By Andrew Duffy

It's been used to rally hockey teams from third-period deficits and to spur baseball teams to victory late in the season, and now the local high-tech sector is backing a simple white towel to help pull the region out of recession.

To the strains of rock band AC/DC's anthem Back in Black, nearly 500 "rally" towels were twirled, waved and shaken aloft last night at the Victoria Conference Centre, as the Victoria Advanced Technology Council kicked off its annual technology awards gala.

"Every year we do a little something to draw attention," said VIATeC executive director Dan Gunn. "This year we went with rally towels, figuring the local tech sector could help rally the local economy, and we're playing Back in Black to accompany it."

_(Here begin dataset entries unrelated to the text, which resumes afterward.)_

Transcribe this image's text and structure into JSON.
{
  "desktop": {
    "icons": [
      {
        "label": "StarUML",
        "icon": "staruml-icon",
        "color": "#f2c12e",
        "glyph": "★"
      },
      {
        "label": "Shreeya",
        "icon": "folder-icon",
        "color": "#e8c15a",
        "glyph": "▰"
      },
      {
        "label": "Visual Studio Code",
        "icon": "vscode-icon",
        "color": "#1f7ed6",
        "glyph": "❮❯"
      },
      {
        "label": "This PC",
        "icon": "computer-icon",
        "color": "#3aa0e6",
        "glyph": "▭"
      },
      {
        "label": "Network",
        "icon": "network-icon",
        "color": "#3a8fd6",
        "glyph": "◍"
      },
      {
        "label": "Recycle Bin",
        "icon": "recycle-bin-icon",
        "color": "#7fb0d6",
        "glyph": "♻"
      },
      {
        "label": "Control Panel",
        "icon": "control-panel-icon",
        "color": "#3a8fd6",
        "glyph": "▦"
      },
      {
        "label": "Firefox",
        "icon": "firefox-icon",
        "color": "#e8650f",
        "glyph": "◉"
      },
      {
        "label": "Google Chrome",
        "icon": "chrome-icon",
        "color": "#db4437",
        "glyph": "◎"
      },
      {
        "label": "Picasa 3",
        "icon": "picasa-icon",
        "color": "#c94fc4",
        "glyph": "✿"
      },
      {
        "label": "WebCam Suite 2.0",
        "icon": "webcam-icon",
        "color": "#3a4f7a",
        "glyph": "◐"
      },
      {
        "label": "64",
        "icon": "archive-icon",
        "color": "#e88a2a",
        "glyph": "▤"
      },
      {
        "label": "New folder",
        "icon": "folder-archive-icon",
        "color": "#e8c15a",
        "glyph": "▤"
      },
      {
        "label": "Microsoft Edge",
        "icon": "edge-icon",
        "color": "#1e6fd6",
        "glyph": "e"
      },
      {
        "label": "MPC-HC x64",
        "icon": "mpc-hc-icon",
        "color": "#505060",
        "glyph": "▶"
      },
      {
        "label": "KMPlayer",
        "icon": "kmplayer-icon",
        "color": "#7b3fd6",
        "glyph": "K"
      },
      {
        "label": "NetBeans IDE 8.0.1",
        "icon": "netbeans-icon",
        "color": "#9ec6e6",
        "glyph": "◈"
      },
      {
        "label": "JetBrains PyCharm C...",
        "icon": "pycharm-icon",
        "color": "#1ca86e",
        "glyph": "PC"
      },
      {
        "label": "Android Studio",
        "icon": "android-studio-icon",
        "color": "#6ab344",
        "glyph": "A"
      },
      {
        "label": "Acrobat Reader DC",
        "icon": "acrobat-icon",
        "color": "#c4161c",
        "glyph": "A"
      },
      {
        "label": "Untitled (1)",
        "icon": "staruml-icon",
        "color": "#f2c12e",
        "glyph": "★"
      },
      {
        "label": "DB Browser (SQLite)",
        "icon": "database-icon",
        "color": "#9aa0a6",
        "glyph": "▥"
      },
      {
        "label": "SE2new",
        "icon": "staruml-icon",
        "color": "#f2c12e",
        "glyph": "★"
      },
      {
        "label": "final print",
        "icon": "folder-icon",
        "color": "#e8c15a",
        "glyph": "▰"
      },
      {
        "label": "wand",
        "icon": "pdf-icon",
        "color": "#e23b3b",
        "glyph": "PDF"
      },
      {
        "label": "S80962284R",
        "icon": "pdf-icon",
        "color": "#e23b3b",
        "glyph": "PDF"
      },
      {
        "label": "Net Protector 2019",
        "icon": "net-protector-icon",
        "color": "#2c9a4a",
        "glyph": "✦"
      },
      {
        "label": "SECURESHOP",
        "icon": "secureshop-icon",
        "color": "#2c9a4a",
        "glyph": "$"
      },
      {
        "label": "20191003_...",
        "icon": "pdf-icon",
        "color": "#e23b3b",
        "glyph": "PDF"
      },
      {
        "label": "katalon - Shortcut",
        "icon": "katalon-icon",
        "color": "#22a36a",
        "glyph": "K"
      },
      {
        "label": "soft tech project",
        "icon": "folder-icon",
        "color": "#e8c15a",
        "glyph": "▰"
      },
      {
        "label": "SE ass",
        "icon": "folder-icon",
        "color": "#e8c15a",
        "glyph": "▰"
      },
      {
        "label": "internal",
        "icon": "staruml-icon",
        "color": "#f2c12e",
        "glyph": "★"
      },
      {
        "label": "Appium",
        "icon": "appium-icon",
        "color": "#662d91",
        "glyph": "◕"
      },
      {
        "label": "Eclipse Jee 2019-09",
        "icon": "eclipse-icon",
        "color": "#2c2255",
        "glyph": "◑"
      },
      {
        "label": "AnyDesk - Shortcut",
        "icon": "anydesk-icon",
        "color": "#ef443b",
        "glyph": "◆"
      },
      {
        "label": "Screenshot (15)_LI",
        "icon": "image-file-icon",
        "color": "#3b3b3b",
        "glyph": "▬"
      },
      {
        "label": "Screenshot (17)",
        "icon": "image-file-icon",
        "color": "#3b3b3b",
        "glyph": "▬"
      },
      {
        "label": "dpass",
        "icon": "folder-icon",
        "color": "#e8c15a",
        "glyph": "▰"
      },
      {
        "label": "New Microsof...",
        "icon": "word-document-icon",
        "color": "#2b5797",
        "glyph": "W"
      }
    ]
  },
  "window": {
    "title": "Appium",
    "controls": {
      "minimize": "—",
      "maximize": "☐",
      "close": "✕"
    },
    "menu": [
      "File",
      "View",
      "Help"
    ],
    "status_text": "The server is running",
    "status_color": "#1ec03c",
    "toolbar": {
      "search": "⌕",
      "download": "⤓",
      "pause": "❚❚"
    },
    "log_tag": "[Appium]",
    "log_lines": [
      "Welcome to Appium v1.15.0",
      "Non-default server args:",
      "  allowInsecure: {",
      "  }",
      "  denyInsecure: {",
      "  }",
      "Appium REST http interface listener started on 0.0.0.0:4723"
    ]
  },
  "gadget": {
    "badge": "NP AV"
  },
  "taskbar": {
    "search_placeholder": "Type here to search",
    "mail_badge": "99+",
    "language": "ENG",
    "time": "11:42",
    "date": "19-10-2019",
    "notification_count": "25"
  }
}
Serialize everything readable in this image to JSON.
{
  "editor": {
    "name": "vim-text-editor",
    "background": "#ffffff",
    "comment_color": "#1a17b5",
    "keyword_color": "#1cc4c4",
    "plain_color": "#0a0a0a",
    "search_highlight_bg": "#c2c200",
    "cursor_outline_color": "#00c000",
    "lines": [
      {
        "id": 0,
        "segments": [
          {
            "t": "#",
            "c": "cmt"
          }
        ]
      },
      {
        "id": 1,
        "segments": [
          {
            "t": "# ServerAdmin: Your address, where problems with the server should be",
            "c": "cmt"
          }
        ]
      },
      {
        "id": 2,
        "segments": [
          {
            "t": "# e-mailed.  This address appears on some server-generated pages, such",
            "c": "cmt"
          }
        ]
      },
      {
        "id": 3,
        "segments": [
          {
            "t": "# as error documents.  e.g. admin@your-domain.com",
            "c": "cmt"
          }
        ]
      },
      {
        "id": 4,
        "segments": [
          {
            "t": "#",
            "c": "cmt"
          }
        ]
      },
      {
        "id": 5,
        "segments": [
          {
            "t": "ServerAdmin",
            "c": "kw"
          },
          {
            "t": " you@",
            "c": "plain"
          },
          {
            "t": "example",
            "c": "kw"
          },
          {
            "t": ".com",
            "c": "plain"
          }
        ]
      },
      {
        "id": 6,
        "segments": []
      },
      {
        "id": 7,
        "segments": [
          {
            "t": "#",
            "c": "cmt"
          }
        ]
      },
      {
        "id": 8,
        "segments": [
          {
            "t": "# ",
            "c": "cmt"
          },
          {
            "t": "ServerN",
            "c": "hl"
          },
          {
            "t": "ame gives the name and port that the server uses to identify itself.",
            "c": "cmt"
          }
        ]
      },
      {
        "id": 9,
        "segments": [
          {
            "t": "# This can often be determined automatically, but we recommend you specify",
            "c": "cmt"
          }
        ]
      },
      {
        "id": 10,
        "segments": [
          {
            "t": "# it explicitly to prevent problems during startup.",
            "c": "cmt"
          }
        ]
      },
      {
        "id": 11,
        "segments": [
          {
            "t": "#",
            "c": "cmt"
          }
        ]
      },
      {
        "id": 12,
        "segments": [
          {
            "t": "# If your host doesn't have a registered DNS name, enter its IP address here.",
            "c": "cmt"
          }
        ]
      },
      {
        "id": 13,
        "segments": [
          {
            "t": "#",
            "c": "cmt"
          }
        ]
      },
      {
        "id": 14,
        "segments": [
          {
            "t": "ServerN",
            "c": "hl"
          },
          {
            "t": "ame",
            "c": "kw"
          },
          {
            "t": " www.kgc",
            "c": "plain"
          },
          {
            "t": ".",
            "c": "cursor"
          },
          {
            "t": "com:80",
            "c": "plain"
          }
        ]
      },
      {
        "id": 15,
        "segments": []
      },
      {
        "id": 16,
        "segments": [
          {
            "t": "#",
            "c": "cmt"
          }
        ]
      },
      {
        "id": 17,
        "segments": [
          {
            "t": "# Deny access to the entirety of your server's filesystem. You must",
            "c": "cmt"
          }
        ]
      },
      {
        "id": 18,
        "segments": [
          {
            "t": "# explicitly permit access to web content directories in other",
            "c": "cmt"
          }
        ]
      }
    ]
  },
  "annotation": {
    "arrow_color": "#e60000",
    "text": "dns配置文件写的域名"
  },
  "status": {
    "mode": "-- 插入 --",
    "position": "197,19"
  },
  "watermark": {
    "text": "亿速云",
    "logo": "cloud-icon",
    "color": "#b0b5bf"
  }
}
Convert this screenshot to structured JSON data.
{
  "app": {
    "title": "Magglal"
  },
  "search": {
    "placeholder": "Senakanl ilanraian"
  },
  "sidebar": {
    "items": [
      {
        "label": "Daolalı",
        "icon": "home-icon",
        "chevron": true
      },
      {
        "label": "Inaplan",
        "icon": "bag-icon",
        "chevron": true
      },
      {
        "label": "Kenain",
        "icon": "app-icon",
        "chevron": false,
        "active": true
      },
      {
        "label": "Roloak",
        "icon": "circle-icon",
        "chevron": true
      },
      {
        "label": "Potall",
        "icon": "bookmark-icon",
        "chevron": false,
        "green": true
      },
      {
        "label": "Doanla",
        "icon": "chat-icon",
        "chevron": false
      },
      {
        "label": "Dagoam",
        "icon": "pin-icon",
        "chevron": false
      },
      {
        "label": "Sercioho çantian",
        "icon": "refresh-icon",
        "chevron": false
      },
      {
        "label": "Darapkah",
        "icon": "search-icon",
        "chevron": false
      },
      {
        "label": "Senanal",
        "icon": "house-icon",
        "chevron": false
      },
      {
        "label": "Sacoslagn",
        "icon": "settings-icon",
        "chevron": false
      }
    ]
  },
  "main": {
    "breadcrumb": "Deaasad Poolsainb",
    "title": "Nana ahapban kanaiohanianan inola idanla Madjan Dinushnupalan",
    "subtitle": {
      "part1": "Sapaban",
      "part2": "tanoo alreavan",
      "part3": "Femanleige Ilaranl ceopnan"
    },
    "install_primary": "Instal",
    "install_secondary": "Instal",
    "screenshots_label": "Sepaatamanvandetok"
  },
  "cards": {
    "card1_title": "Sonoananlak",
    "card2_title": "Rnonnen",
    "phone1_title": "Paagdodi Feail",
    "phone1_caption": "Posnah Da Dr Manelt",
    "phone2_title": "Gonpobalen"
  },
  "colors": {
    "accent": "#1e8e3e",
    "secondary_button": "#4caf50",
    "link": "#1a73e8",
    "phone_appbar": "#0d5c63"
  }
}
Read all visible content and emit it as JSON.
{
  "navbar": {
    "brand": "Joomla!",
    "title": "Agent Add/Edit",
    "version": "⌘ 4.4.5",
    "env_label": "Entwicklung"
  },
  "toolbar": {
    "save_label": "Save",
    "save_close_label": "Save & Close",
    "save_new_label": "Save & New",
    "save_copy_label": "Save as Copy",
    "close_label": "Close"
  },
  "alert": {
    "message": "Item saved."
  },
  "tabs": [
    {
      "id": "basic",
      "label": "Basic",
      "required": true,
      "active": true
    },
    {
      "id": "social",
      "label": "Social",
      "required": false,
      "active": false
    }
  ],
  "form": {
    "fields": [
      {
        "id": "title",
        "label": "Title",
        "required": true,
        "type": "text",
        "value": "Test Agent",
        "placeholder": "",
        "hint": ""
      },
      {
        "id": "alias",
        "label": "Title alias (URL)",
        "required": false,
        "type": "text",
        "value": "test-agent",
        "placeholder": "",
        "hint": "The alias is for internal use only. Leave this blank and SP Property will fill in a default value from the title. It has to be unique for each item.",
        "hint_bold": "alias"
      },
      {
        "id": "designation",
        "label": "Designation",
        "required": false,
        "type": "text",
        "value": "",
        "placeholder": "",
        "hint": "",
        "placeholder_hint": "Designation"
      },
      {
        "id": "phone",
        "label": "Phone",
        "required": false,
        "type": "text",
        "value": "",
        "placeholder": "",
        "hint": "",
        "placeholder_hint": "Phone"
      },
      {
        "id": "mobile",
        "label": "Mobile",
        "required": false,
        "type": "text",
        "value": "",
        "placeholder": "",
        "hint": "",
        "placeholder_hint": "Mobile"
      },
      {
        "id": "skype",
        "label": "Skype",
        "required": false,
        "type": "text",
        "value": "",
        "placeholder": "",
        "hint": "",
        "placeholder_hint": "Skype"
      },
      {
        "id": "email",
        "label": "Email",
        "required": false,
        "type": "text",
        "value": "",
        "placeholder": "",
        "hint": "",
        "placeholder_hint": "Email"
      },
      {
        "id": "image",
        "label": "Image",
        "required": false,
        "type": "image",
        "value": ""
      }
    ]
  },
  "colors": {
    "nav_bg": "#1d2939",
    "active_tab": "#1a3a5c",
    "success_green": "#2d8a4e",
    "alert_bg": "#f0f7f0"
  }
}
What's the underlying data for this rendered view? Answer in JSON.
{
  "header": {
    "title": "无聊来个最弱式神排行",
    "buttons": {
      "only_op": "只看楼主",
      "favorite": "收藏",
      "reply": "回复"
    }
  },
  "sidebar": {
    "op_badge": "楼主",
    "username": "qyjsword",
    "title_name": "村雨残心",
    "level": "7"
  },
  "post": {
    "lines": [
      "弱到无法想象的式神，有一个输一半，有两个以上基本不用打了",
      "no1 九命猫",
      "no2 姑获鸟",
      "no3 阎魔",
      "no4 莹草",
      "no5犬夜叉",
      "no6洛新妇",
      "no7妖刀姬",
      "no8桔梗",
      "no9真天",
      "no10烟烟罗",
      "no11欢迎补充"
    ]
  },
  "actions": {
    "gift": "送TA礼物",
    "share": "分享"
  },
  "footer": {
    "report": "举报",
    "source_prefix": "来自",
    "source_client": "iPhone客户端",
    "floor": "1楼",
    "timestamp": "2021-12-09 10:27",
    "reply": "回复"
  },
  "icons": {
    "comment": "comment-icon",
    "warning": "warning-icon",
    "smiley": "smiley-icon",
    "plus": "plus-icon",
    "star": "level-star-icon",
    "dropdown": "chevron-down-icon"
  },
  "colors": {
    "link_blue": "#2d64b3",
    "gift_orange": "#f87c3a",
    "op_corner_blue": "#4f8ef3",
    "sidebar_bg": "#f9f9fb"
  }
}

The song was no doubt a call to lift economic fortunes out of the red ink and onto the positive side of the balance sheet.

But there doesn't appear to be much red being spilled on Victoria's high-tech company ledgers these days, with a number of executives in that sector saying they learned lessons during the dot-com meltdown eight years ago to mitigate the effect of recessionary factors.

Gunn said those companies that continue to grow today learned to work lean-and-mean when venture capital, investment and sales dried up in 2001 and were able to thrive when normalcy returned.

"And now many of these companies have had six months of the current recession and they have a good indication of how they are weathering it," said Gunn. "They're doing better than expected and they are actually still growing.

"They are even better prepared now, so when this recession rebounds, they will be there at the front of the line and leading the charge."

For some, it might even prove to be a springboard to get past their competition.

And that, according to Gunn, is a reason to throw a party.

"We are very pleased with the current success level of local tech companies and what they are providing the local economy," said Gunn. In fact, a few years ago, technology passed tourism as the number-one private industry in the region with annual revenues well in excess of $1.7 billion. "And we're glad to provide them an opportunity to get together, be recognized and to celebrate."

It's also a chance for the people behind many of those companies to meet in person, as they often toil long hours away from the limelight.

"They don't get there by accident," said Gunn. "They work very hard at that."

Picking up one of the key pieces of hardware last night was Vecima Networks, which was named Technology Company of the Year.

The Victoria-based firm, which designs and manufactures hardware to support digital television and data-over-cable services, last year reported a 38 per cent increase in revenue to $36.4 million for a $4.4 million profit.

"They are an industry leader," said Gunn, noting they chose to set up shop in Victoria while selling their products around the world.

This year, Bill Cooke, a former CEO of VIATeC, was recognized with the Colin Lennox Technology Champion award for his decades devoted to the high-tech field.

"He's been a key figure that has helped advise, guide and grow our sector for years, and it's a nice nod, given he worked closely with Colin at VIATeC for so many years," said Gunn.